**How to complete this task**
In the listing below, find each line containing "title" and report it.
──────
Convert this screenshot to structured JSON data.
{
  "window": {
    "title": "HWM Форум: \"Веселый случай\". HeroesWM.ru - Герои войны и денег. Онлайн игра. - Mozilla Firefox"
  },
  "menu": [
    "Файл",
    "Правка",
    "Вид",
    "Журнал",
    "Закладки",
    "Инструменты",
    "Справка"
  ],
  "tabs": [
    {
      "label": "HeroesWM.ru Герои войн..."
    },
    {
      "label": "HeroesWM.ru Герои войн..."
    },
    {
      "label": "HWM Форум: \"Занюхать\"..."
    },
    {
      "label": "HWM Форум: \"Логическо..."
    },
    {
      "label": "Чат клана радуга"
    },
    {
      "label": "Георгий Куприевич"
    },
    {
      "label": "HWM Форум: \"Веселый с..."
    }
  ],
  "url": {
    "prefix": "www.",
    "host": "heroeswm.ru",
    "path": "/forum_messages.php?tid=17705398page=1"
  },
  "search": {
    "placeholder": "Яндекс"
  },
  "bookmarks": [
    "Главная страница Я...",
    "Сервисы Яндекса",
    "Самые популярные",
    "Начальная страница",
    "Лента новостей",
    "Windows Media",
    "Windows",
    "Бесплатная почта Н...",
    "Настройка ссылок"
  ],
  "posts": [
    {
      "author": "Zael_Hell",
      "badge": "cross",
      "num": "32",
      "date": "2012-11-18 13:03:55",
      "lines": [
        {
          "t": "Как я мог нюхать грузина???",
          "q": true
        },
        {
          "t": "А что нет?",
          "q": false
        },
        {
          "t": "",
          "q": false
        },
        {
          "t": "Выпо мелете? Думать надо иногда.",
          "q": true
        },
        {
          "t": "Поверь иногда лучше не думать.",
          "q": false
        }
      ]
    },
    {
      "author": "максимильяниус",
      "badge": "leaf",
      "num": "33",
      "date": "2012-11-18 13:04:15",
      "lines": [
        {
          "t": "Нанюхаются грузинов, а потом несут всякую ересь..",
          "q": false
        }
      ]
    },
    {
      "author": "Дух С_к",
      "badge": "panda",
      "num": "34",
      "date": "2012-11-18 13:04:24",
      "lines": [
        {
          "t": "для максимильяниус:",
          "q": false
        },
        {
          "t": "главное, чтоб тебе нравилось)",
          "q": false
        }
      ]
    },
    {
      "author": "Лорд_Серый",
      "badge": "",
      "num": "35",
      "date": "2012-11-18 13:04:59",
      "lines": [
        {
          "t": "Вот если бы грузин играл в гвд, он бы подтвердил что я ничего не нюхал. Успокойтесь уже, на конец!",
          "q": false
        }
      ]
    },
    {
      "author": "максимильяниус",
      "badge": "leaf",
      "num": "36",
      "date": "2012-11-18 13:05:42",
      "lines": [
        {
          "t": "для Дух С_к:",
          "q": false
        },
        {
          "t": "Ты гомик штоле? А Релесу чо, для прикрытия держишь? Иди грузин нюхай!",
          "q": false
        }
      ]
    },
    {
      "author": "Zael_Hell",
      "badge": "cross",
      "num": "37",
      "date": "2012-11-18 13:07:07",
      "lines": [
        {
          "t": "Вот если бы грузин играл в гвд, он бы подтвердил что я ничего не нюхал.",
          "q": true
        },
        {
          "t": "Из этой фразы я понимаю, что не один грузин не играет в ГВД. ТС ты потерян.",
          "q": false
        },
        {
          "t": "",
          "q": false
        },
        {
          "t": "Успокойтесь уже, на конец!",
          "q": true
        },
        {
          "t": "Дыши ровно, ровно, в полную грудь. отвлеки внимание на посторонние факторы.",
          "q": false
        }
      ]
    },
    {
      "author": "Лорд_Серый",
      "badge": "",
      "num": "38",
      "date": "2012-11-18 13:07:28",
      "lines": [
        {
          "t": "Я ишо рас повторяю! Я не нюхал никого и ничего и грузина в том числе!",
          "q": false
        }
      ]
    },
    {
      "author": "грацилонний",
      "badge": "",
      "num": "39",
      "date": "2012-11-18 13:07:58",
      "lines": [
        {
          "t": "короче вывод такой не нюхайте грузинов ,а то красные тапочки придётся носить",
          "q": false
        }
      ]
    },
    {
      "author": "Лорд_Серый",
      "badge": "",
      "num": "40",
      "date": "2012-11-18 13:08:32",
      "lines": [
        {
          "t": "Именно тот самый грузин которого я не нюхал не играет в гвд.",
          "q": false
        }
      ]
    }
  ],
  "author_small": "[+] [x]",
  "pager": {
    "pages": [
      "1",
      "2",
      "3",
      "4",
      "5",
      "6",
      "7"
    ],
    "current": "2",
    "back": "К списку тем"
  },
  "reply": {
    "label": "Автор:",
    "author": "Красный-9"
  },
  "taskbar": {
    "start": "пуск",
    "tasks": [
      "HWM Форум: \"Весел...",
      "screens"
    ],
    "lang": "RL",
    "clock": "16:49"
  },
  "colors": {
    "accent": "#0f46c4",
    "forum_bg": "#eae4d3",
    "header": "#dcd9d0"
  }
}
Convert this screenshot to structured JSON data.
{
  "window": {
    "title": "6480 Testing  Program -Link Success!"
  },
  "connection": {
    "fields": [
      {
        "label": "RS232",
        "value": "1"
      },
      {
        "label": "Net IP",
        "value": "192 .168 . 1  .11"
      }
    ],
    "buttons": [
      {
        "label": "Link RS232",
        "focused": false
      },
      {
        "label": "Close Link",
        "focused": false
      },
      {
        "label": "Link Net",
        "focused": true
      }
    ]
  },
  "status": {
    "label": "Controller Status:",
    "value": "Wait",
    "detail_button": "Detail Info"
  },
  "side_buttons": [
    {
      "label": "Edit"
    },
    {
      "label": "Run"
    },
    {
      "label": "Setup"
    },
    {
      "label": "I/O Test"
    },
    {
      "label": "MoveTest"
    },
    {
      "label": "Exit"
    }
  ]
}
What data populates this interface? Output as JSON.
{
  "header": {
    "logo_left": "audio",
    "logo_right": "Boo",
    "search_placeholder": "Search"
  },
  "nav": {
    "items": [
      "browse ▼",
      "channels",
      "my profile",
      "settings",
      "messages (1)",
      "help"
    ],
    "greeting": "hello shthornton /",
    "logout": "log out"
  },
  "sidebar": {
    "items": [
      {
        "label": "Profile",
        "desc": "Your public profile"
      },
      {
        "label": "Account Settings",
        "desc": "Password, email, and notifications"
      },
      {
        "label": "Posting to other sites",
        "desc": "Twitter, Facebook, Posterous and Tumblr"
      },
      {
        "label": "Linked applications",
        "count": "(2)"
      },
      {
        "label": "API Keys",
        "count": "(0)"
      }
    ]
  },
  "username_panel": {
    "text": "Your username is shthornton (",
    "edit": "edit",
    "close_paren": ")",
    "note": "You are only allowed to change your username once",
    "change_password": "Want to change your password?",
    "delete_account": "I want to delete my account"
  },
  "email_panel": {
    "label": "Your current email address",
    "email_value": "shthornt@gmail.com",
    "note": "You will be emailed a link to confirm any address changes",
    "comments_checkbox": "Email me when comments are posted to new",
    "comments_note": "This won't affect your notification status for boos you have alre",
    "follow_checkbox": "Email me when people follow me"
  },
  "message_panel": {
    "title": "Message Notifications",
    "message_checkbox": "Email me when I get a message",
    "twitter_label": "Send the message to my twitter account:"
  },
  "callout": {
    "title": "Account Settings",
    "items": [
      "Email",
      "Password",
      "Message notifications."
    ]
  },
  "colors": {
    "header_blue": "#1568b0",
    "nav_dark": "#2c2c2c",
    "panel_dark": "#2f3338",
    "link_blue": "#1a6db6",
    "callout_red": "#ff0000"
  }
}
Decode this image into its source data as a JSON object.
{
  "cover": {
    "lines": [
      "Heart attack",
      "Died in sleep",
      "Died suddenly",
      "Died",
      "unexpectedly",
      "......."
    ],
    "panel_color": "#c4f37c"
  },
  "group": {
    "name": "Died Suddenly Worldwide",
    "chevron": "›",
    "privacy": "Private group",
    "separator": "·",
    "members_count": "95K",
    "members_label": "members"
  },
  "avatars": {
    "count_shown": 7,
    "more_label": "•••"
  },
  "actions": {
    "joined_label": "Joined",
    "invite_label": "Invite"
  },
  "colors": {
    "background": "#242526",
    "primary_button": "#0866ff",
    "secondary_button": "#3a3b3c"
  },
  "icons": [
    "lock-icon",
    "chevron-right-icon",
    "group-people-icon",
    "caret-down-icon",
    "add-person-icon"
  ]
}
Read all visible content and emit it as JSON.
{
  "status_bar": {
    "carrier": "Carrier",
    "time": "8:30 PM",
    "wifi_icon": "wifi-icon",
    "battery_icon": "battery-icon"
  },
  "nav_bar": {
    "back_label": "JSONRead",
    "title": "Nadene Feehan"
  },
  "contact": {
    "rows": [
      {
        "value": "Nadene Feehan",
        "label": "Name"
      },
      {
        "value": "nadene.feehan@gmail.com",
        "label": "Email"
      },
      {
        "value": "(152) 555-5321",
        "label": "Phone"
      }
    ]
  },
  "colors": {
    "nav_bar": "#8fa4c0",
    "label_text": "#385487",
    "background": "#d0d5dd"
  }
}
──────
**Answer area**
    "title": "HWM Форум: \"Веселый случай\". HeroesWM.ru - Герои войны и денег. Онлайн игра. - Mozilla Firefox"
    "title": "6480 Testing  Program -Link Success!"
    "title": "Message Notifications",
    "title": "Account Settings",
    "title": "Nadene Feehan"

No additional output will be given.